(Beginning of Task inputs)

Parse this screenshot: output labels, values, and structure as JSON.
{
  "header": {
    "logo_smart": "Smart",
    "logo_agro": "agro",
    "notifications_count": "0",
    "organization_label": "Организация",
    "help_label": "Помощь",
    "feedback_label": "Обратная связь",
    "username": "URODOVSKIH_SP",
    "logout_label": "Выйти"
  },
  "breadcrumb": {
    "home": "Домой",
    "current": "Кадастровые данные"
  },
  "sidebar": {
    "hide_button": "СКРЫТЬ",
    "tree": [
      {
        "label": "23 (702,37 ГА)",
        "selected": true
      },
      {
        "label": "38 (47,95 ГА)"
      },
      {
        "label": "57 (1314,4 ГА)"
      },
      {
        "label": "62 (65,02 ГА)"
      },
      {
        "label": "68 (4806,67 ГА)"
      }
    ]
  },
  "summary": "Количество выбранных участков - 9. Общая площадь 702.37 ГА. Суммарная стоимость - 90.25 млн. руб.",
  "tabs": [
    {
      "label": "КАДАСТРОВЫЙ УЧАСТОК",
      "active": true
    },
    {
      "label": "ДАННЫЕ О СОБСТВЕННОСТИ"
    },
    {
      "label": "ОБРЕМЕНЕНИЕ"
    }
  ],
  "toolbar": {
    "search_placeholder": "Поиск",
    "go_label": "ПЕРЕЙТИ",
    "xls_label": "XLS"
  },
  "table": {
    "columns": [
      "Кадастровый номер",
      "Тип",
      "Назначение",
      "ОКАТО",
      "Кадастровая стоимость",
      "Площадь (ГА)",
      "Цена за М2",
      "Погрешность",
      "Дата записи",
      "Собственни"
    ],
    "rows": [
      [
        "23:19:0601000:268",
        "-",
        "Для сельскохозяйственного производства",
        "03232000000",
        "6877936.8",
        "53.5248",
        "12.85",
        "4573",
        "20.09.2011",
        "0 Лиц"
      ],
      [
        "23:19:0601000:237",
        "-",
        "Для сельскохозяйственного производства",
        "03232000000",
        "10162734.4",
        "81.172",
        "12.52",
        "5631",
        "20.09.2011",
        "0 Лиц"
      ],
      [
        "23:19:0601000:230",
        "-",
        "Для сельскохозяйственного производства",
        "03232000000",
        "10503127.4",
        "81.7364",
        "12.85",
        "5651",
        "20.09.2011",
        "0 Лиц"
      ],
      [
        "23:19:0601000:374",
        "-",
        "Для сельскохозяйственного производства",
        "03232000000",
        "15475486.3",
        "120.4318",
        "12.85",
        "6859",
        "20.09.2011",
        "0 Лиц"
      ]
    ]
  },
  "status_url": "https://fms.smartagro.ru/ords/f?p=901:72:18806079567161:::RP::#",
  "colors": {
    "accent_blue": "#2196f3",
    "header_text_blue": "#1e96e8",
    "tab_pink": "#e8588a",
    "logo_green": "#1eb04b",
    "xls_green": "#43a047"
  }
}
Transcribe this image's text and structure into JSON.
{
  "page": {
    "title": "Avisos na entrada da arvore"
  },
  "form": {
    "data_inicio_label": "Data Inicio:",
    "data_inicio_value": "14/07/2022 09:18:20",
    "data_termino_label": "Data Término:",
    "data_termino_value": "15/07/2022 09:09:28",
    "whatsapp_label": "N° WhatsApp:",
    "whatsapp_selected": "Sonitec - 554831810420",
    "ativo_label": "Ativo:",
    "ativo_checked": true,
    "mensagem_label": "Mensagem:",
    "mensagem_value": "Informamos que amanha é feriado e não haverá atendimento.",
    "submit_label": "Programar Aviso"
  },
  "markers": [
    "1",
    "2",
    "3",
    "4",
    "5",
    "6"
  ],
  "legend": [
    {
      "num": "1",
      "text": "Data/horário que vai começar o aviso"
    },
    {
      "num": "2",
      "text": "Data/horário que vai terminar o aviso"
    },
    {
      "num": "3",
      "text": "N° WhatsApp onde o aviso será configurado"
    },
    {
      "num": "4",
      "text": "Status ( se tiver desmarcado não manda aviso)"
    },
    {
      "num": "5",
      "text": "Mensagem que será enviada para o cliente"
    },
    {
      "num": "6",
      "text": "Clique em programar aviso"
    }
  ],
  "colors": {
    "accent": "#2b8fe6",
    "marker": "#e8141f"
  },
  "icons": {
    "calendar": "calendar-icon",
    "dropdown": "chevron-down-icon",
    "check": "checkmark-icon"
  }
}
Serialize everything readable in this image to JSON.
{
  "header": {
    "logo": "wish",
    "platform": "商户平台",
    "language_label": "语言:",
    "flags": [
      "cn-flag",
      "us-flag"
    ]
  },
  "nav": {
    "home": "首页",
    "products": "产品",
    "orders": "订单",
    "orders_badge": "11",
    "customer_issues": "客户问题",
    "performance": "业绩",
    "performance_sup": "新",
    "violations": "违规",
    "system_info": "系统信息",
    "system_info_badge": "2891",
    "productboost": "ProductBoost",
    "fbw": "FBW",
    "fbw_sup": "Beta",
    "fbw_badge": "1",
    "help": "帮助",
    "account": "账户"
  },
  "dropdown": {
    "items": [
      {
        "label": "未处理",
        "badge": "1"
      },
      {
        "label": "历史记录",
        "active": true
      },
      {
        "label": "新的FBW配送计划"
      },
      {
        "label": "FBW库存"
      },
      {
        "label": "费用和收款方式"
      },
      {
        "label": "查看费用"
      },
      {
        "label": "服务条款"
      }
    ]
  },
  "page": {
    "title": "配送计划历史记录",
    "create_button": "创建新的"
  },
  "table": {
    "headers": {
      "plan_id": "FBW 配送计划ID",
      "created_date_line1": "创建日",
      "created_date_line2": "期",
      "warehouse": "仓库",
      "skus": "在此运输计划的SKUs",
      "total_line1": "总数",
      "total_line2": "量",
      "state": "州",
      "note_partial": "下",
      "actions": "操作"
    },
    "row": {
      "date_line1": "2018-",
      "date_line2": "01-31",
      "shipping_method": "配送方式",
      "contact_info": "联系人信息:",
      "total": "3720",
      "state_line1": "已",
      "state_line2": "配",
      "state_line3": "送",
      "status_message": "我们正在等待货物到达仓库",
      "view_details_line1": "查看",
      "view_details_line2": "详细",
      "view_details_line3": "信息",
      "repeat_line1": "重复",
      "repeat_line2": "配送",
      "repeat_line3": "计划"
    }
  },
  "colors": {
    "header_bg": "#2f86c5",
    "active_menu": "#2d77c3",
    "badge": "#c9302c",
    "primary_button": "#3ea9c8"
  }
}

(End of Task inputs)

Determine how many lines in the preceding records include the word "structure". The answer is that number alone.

2